Task to carry out: Set down again each entry exactly as it reads, pictures excluded.

++++ Records supplied ++++

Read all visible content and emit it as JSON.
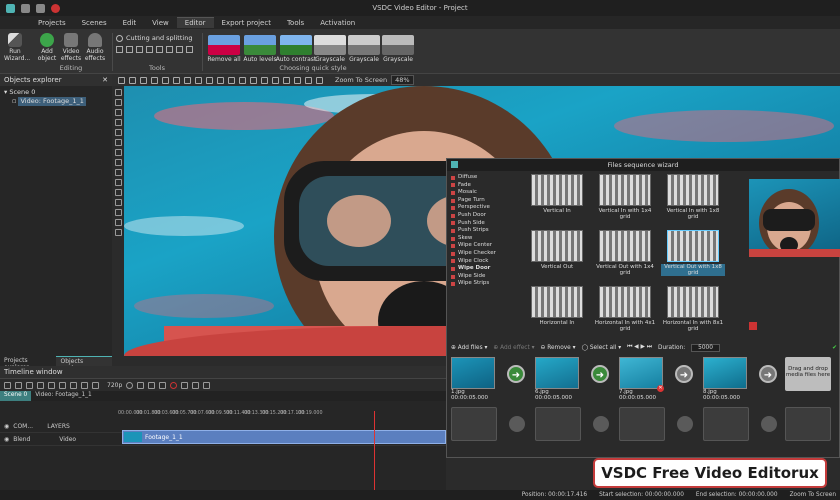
{
  "window": {
    "title": "VSDC Video Editor - Project"
  },
  "menu": [
    {
      "label": "Projects"
    },
    {
      "label": "Scenes"
    },
    {
      "label": "Edit"
    },
    {
      "label": "View"
    },
    {
      "label": "Editor",
      "active": true
    },
    {
      "label": "Export project"
    },
    {
      "label": "Tools"
    },
    {
      "label": "Activation"
    }
  ],
  "ribbon": {
    "run_wizard": "Run Wizard...",
    "editing_group": "Editing",
    "add_object": "Add object",
    "video_effects": "Video effects",
    "audio_effects": "Audio effects",
    "cutting": "Cutting and splitting",
    "tools_group": "Tools",
    "quick_style_group": "Choosing quick style",
    "styles": [
      "Remove all",
      "Auto levels",
      "Auto contrast",
      "Grayscale",
      "Grayscale",
      "Grayscale"
    ]
  },
  "toolbar": {
    "zoom_label": "Zoom To Screen",
    "zoom_value": "48%"
  },
  "objects_explorer": {
    "title": "Objects explorer",
    "tree": [
      "Scene 0",
      "Video: Footage_1_1"
    ],
    "tabs": [
      "Projects explorer",
      "Objects explorer"
    ]
  },
  "wizard": {
    "title": "Files sequence wizard",
    "transitions": [
      "Diffuse",
      "Fade",
      "Mosaic",
      "Page Turn",
      "Perspective",
      "Push Door",
      "Push Side",
      "Push Strips",
      "Skew",
      "Wipe Center",
      "Wipe Checker",
      "Wipe Clock",
      "Wipe Door",
      "Wipe Side",
      "Wipe Strips"
    ],
    "active_transition": "Wipe Door",
    "thumbnails": [
      "Vertical In",
      "Vertical In with 1x4 grid",
      "Vertical In with 1x8 grid",
      "Vertical Out",
      "Vertical Out with 1x4 grid",
      "Vertical Out with 1x8 grid",
      "Horizontal In",
      "Horizontal In with 4x1 grid",
      "Horizontal In with 8x1 grid"
    ],
    "selected_thumbnail": "Vertical Out with 1x8 grid",
    "buttons": {
      "add_files": "Add files",
      "add_effect": "Add effect",
      "remove": "Remove",
      "select_all": "Select all",
      "duration_label": "Duration:",
      "duration_value": "5000"
    },
    "files": [
      {
        "name": "1.jpg",
        "time": "00:00:05.000"
      },
      {
        "name": "6.jpg",
        "time": "00:00:05.000"
      },
      {
        "name": "7.jpg",
        "time": "00:00:05.000"
      },
      {
        "name": "8.jpg",
        "time": "00:00:05.000"
      }
    ],
    "drop_text": "Drag and drop media files here"
  },
  "timeline": {
    "title": "Timeline window",
    "quality": "720p",
    "tabs": [
      "Scene 0",
      "Video: Footage_1_1"
    ],
    "ruler": [
      "00:00.000",
      "00:01.800",
      "00:03.600",
      "00:05.700",
      "00:07.600",
      "00:09.500",
      "00:11.400",
      "00:13.300",
      "00:15.200",
      "00:17.100",
      "00:19.000"
    ],
    "rows": [
      {
        "label": "COM...",
        "sub": "LAYERS"
      },
      {
        "label": "Blend",
        "sub": "Video"
      }
    ],
    "clip": "Footage_1_1"
  },
  "status": {
    "position_label": "Position:",
    "position": "00:00:17.416",
    "start_label": "Start selection:",
    "start": "00:00:00.000",
    "end_label": "End selection:",
    "end": "00:00:00.000",
    "zoom": "Zoom To Screen"
  },
  "watermark": "VSDC Free Video Editorux",
  "colors": {
    "accent": "#4fb3b3",
    "water": "#1aa3c6",
    "clip": "#5b7fbf",
    "watermark_border": "#c43b3b"
  }
}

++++

Written response:
Read all visible content and emit it as JSON.
{
  "window": {
    "title": "VSDC Video Editor - Project"
  },
  "menu": [
    {
      "label": "Projects"
    },
    {
      "label": "Scenes"
    },
    {
      "label": "Edit"
    },
    {
      "label": "View"
    },
    {
      "label": "Editor",
      "active": true
    },
    {
      "label": "Export project"
    },
    {
      "label": "Tools"
    },
    {
      "label": "Activation"
    }
  ],
  "ribbon": {
    "run_wizard": "Run Wizard...",
    "editing_group": "Editing",
    "add_object": "Add object",
    "video_effects": "Video effects",
    "audio_effects": "Audio effects",
    "cutting": "Cutting and splitting",
    "tools_group": "Tools",
    "quick_style_group": "Choosing quick style",
    "styles": [
      "Remove all",
      "Auto levels",
      "Auto contrast",
      "Grayscale",
      "Grayscale",
      "Grayscale"
    ]
  },
  "toolbar": {
    "zoom_label": "Zoom To Screen",
    "zoom_value": "48%"
  },
  "objects_explorer": {
    "title": "Objects explorer",
    "tree": [
      "Scene 0",
      "Video: Footage_1_1"
    ],
    "tabs": [
      "Projects explorer",
      "Objects explorer"
    ]
  },
  "wizard": {
    "title": "Files sequence wizard",
    "transitions": [
      "Diffuse",
      "Fade",
      "Mosaic",
      "Page Turn",
      "Perspective",
      "Push Door",
      "Push Side",
      "Push Strips",
      "Skew",
      "Wipe Center",
      "Wipe Checker",
      "Wipe Clock",
      "Wipe Door",
      "Wipe Side",
      "Wipe Strips"
    ],
    "active_transition": "Wipe Door",
    "thumbnails": [
      "Vertical In",
      "Vertical In with 1x4 grid",
      "Vertical In with 1x8 grid",
      "Vertical Out",
      "Vertical Out with 1x4 grid",
      "Vertical Out with 1x8 grid",
      "Horizontal In",
      "Horizontal In with 4x1 grid",
      "Horizontal In with 8x1 grid"
    ],
    "selected_thumbnail": "Vertical Out with 1x8 grid",
    "buttons": {
      "add_files": "Add files",
      "add_effect": "Add effect",
      "remove": "Remove",
      "select_all": "Select all",
      "duration_label": "Duration:",
      "duration_value": "5000"
    },
    "files": [
      {
        "name": "1.jpg",
        "time": "00:00:05.000"
      },
      {
        "name": "6.jpg",
        "time": "00:00:05.000"
      },
      {
        "name": "7.jpg",
        "time": "00:00:05.000"
      },
      {
        "name": "8.jpg",
        "time": "00:00:05.000"
      }
    ],
    "drop_text": "Drag and drop media files here"
  },
  "timeline": {
    "title": "Timeline window",
    "quality": "720p",
    "tabs": [
      "Scene 0",
      "Video: Footage_1_1"
    ],
    "ruler": [
      "00:00.000",
      "00:01.800",
      "00:03.600",
      "00:05.700",
      "00:07.600",
      "00:09.500",
      "00:11.400",
      "00:13.300",
      "00:15.200",
      "00:17.100",
      "00:19.000"
    ],
    "rows": [
      {
        "label": "COM...",
        "sub": "LAYERS"
      },
      {
        "label": "Blend",
        "sub": "Video"
      }
    ],
    "clip": "Footage_1_1"
  },
  "status": {
    "position_label": "Position:",
    "position": "00:00:17.416",
    "start_label": "Start selection:",
    "start": "00:00:00.000",
    "end_label": "End selection:",
    "end": "00:00:00.000",
    "zoom": "Zoom To Screen"
  },
  "watermark": "VSDC Free Video Editorux",
  "colors": {
    "accent": "#4fb3b3",
    "water": "#1aa3c6",
    "clip": "#5b7fbf",
    "watermark_border": "#c43b3b"
  }
}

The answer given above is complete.